16 Nov 2021

Malaysia’s GDP will grow 1.5% in 2021 and 5.5% in 2022 following the release of Q3 growth, according to Fitch Solutions Country Risk and Industry Research.

While the Malaysian economy contracted 3.6% on a quarter-on-quarter basis – sending the country into a technical recession – Fitch Group forecasts this will end in Q4, which would post positive growth following the easing of restrictions for people who have been fully vaccinated.

As well as the Q4 recovery, Fitch said Malaysia’s economy should be much more robust against coronavirus next year, as elevated vaccination rates and greater resistance among the population following this year’s wave of infections.

“Domestic demand will likely see a strong recovery as a result, with private consumption in particular, benefitting from the lifting of restrictions,” according to the research organisation.

The group went on to add that the fixed investment of Malaysia will receive an additional boost from the ongoing global chip shortage, as well as government consumption being bolstered by a highly expansionary budget.

In addition, net exports should make a positive contribution to headline growth, despite the mixed risks, Fitch Group added.

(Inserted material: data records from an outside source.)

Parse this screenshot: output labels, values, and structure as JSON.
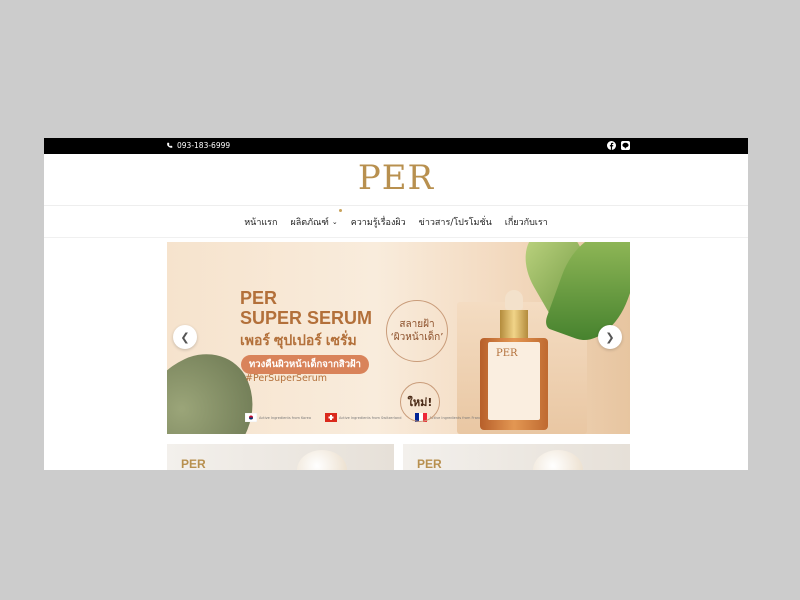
{
  "topbar": {
    "phone": "093-183-6999",
    "icons": [
      "facebook-icon",
      "line-icon"
    ]
  },
  "brand": {
    "logo": "PER",
    "color": "#b8904f"
  },
  "nav": {
    "items": [
      {
        "label": "หน้าแรก"
      },
      {
        "label": "ผลิตภัณฑ์",
        "dropdown": true
      },
      {
        "label": "ความรู้เรื่องผิว"
      },
      {
        "label": "ข่าวสาร/โปรโมชั่น"
      },
      {
        "label": "เกี่ยวกับเรา"
      }
    ],
    "active_marker_index": 1
  },
  "hero": {
    "line1": "PER",
    "line2": "SUPER SERUM",
    "line3": "เพอร์ ซุปเปอร์ เซรั่ม",
    "pill": "ทวงคืนผิวหน้าเด็กจากสิวฝ้า",
    "hashtag": "#PerSuperSerum",
    "circle_a": "สลายฝ้า",
    "circle_b": "‘ผิวหน้าเด็ก’",
    "new_badge": "ใหม่!",
    "bottle_logo": "PER",
    "flags": [
      {
        "text": "Active Ingredients from Korea"
      },
      {
        "text": "Active Ingredients from Switzerland"
      },
      {
        "text": "Active Ingredients from France"
      }
    ]
  },
  "cards": [
    {
      "logo": "PER"
    },
    {
      "logo": "PER"
    }
  ]
}
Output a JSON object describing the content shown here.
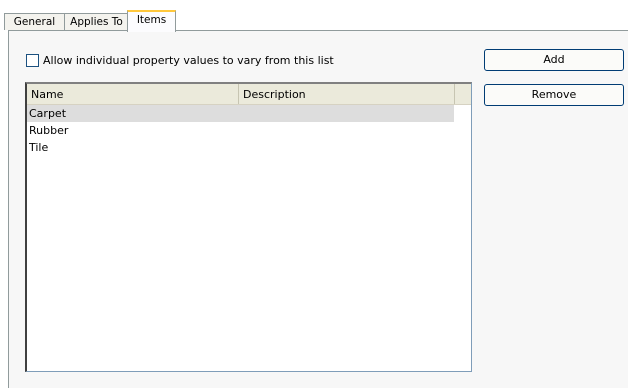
{
  "tabs": [
    {
      "label": "General"
    },
    {
      "label": "Applies To"
    },
    {
      "label": "Items"
    }
  ],
  "active_tab": "Items",
  "checkbox": {
    "label": "Allow individual property values to vary from this list",
    "checked": false
  },
  "list": {
    "columns": [
      "Name",
      "Description"
    ],
    "rows": [
      {
        "name": "Carpet",
        "description": "",
        "selected": true
      },
      {
        "name": "Rubber",
        "description": "",
        "selected": false
      },
      {
        "name": "Tile",
        "description": "",
        "selected": false
      }
    ]
  },
  "buttons": {
    "add_label": "Add",
    "remove_label": "Remove"
  },
  "colors": {
    "active_tab_accent": "#ffc83c",
    "button_border": "#003c74",
    "selected_row": "#dddddd"
  }
}
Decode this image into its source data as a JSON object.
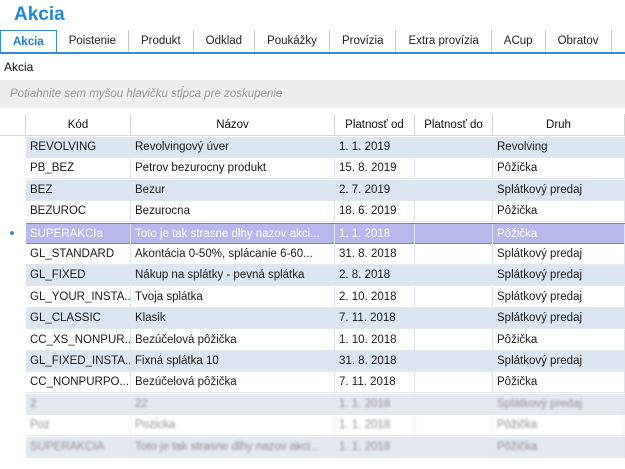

At the end of last week, Malaysia announced GDP contracted by 4.5% year-on-year in Q3 this year, impacted by stringent containment curbs introduced by the government in a bid to contain the pandemic.

However, the government also forecasts Malaysia's economy to grow 5.5%-6.5% in 2022, driven by the normalisation of economic activity, resumption of projects, higher commodity prices and strong external demand, Reuters reports.

"We expect a strong recovery in the coming quarters as restrictions are eased further and normal economic life returns. This will also be supported by loose fiscal policy, with the recent 2022 budget targeting another ramp up in spending," stated Alex Holmes, emerging Asia economist at Capital Economics.

"With vaccine coverage now among the best in the world, virus cases falling back sharply and the government easing restrictions, activity is rebounding strongly."